American Eel
Typical Size
12-24" (2-10 lbs.)
Decent Size
25-35" (11-20 lbs.)
Nice Size
36-52" (20-30 lbs.)
51.5" (31.75 lbs.)
Awards Program
Qualifying Size

Genus/Species Anguilla rostrata
Common Names eel, common eel, water snake, rope, freshwater eel, atlantic eel
Hot Spots North River, South River, Oldham Pond, Furnace Pond
Best Time June - September
Best Baits dead shiner, nightcrawler, clam
Best Method Bottom fishing at night with bait

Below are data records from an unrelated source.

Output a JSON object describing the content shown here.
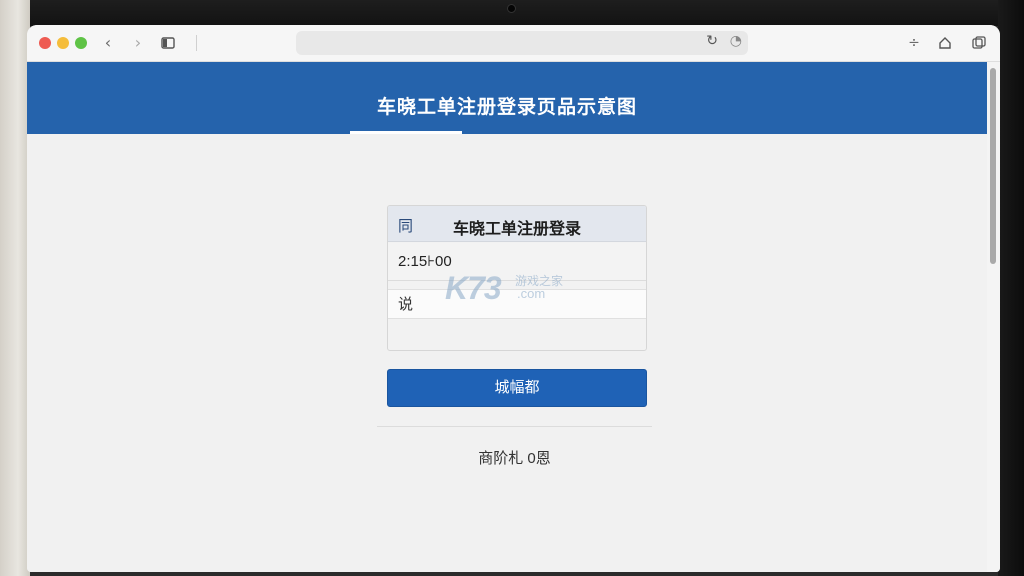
{
  "browser": {
    "toolbar_icons": [
      "back-icon",
      "forward-icon",
      "sidebar-icon",
      "reload-icon",
      "extension-icon",
      "share-icon",
      "home-icon",
      "tabs-icon"
    ],
    "address_value": ""
  },
  "header": {
    "title": "车晓工单注册登录页品示意图",
    "color": "#2563ac"
  },
  "login_card": {
    "icon_glyph": "同",
    "title": "车晓工单注册登录",
    "time_value": "2:15⊦00",
    "code_value": "说"
  },
  "submit": {
    "label": "城幅都",
    "color": "#1f62b6"
  },
  "footer": {
    "text": "商阶札 0恩"
  },
  "watermark": {
    "logo": "K73",
    "cn": "游戏之家",
    "com": ".com"
  }
}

American eels are typically brownish in color with a slender snake-like body and a small pointed head. The dorsal fin is long, extending more than half the length of the body and joins the tail and anal fins. They have short rounded pectoral fins and no pelvic fins. The mouth has numerous small teeth. Adult eels are very muscular, covered with thick mucus, and are difficult to hold. There are no visible scales and coloring changes with maturity.
American Eel
The North & South Rivers are loaded with eels.
American eels are catadromous, spending the majority of their life in freshwater and returning to saltwater to spawn. Eels prefer muddy bottoms and calm waters. They are nocturnal which means they are active at night. During the day eels hide under rocks on the bottom or dwell in heavy vegetation. In clear lakes they are known to burrow in the sandy bottom. Their physical structure is such that they can easily swim backward and dig tail first into soft bottom sediments.

When it comes time to spawn, the males and females stop feeding, change in color from olive to black, and move out to sea. Spawning occurs in deep water at the north edge of the Sargasso Sea. There each female lays as many as 10 to 20 million eggs, and both sexes die after spawning. The eggs float to the surface and soon hatch into slim, transparent larvae (glass eels). The larvae drift and swim for a year with ocean currents toward river mouths. Males stay near the mouths of rivers while females travel upstream, mostly at night.

American eels will stay in their freshwater environs for ten years or more where they feed on insect larvae, small fish, crabs, worms, clams, and frogs. They also feed on dead animals or on the eggs of fish, and are able to tear smaller pieces of food that are too large to be swallowed whole by shaking their head from side to side in violent jerking movements.

You can fish for eels with any kind of cut bait.

Although few people in the United States eat them, eels are also a popular food in Europe and Japan. As a result, eel fishing is an important commercial fishery.

Fishing for eel is unimportant here on the south shore of Massachusetts, and most of those caught are taken incidental to other species. Although, they are taken by commercial fishermen from other New England states such as Maine. The flesh of the eel, while very rich, is said to be delicious. It is sometimes prepared by pan-frying but is more often smoked, pickled or jellied. Smoked eel is by far the most accepted and is considered a delicacy. There is little demand for eels in this section of the country.